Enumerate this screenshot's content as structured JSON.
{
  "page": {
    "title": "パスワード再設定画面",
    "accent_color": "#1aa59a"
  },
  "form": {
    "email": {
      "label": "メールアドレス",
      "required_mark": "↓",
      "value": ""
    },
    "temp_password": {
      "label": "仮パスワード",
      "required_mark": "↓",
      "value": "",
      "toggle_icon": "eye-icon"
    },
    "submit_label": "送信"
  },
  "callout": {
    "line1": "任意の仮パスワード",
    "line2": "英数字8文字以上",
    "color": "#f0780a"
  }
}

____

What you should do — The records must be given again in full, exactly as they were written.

Exercise response —
Enumerate this screenshot's content as structured JSON.
{
  "page": {
    "title": "パスワード再設定画面",
    "accent_color": "#1aa59a"
  },
  "form": {
    "email": {
      "label": "メールアドレス",
      "required_mark": "↓",
      "value": ""
    },
    "temp_password": {
      "label": "仮パスワード",
      "required_mark": "↓",
      "value": "",
      "toggle_icon": "eye-icon"
    },
    "submit_label": "送信"
  },
  "callout": {
    "line1": "任意の仮パスワード",
    "line2": "英数字8文字以上",
    "color": "#f0780a"
  }
}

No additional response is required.